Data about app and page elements
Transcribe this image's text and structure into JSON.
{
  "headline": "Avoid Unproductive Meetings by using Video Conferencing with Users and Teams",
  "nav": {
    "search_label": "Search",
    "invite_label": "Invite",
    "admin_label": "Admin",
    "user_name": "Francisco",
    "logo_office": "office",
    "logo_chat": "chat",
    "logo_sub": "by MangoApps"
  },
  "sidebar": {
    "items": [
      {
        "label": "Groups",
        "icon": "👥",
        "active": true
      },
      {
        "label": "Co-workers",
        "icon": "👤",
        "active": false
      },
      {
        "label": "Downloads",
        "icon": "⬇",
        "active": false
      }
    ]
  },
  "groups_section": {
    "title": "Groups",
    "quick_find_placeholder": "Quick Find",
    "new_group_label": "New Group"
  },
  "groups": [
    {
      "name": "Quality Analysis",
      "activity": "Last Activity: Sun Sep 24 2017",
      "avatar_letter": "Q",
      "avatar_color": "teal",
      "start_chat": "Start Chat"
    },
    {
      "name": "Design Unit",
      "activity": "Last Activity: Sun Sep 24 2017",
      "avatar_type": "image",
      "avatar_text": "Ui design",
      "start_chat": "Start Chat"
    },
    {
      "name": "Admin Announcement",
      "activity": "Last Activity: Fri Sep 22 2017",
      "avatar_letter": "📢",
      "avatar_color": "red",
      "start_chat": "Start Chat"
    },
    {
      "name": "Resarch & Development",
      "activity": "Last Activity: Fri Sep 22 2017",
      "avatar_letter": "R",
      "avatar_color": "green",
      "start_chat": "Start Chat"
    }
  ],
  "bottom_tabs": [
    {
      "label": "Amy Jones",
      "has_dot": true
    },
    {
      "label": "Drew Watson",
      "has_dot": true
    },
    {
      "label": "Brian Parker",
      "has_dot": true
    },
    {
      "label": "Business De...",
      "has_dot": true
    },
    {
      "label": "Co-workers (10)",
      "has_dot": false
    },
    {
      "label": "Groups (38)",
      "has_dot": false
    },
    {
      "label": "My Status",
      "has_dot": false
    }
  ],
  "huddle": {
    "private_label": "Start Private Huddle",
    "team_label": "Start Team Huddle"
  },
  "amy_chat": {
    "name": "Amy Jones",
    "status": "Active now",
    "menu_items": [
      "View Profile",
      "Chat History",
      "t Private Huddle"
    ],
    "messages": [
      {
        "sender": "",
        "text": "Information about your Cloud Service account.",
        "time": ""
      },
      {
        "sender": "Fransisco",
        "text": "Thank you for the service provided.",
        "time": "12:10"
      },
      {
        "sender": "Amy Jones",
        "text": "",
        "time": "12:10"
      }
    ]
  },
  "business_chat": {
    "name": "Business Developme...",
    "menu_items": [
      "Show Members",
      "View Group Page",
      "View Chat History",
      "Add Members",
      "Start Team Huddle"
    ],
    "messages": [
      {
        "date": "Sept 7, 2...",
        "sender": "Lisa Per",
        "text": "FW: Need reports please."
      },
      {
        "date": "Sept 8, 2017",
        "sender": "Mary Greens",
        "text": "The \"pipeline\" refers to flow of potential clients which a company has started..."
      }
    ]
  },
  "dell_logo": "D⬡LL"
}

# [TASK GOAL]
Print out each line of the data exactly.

# [RESPONSE TO THIS TASK]
Transcribe this image's text and structure into JSON.
{
  "headline": "Avoid Unproductive Meetings by using Video Conferencing with Users and Teams",
  "nav": {
    "search_label": "Search",
    "invite_label": "Invite",
    "admin_label": "Admin",
    "user_name": "Francisco",
    "logo_office": "office",
    "logo_chat": "chat",
    "logo_sub": "by MangoApps"
  },
  "sidebar": {
    "items": [
      {
        "label": "Groups",
        "icon": "👥",
        "active": true
      },
      {
        "label": "Co-workers",
        "icon": "👤",
        "active": false
      },
      {
        "label": "Downloads",
        "icon": "⬇",
        "active": false
      }
    ]
  },
  "groups_section": {
    "title": "Groups",
    "quick_find_placeholder": "Quick Find",
    "new_group_label": "New Group"
  },
  "groups": [
    {
      "name": "Quality Analysis",
      "activity": "Last Activity: Sun Sep 24 2017",
      "avatar_letter": "Q",
      "avatar_color": "teal",
      "start_chat": "Start Chat"
    },
    {
      "name": "Design Unit",
      "activity": "Last Activity: Sun Sep 24 2017",
      "avatar_type": "image",
      "avatar_text": "Ui design",
      "start_chat": "Start Chat"
    },
    {
      "name": "Admin Announcement",
      "activity": "Last Activity: Fri Sep 22 2017",
      "avatar_letter": "📢",
      "avatar_color": "red",
      "start_chat": "Start Chat"
    },
    {
      "name": "Resarch & Development",
      "activity": "Last Activity: Fri Sep 22 2017",
      "avatar_letter": "R",
      "avatar_color": "green",
      "start_chat": "Start Chat"
    }
  ],
  "bottom_tabs": [
    {
      "label": "Amy Jones",
      "has_dot": true
    },
    {
      "label": "Drew Watson",
      "has_dot": true
    },
    {
      "label": "Brian Parker",
      "has_dot": true
    },
    {
      "label": "Business De...",
      "has_dot": true
    },
    {
      "label": "Co-workers (10)",
      "has_dot": false
    },
    {
      "label": "Groups (38)",
      "has_dot": false
    },
    {
      "label": "My Status",
      "has_dot": false
    }
  ],
  "huddle": {
    "private_label": "Start Private Huddle",
    "team_label": "Start Team Huddle"
  },
  "amy_chat": {
    "name": "Amy Jones",
    "status": "Active now",
    "menu_items": [
      "View Profile",
      "Chat History",
      "t Private Huddle"
    ],
    "messages": [
      {
        "sender": "",
        "text": "Information about your Cloud Service account.",
        "time": ""
      },
      {
        "sender": "Fransisco",
        "text": "Thank you for the service provided.",
        "time": "12:10"
      },
      {
        "sender": "Amy Jones",
        "text": "",
        "time": "12:10"
      }
    ]
  },
  "business_chat": {
    "name": "Business Developme...",
    "menu_items": [
      "Show Members",
      "View Group Page",
      "View Chat History",
      "Add Members",
      "Start Team Huddle"
    ],
    "messages": [
      {
        "date": "Sept 7, 2...",
        "sender": "Lisa Per",
        "text": "FW: Need reports please."
      },
      {
        "date": "Sept 8, 2017",
        "sender": "Mary Greens",
        "text": "The \"pipeline\" refers to flow of potential clients which a company has started..."
      }
    ]
  },
  "dell_logo": "D⬡LL"
}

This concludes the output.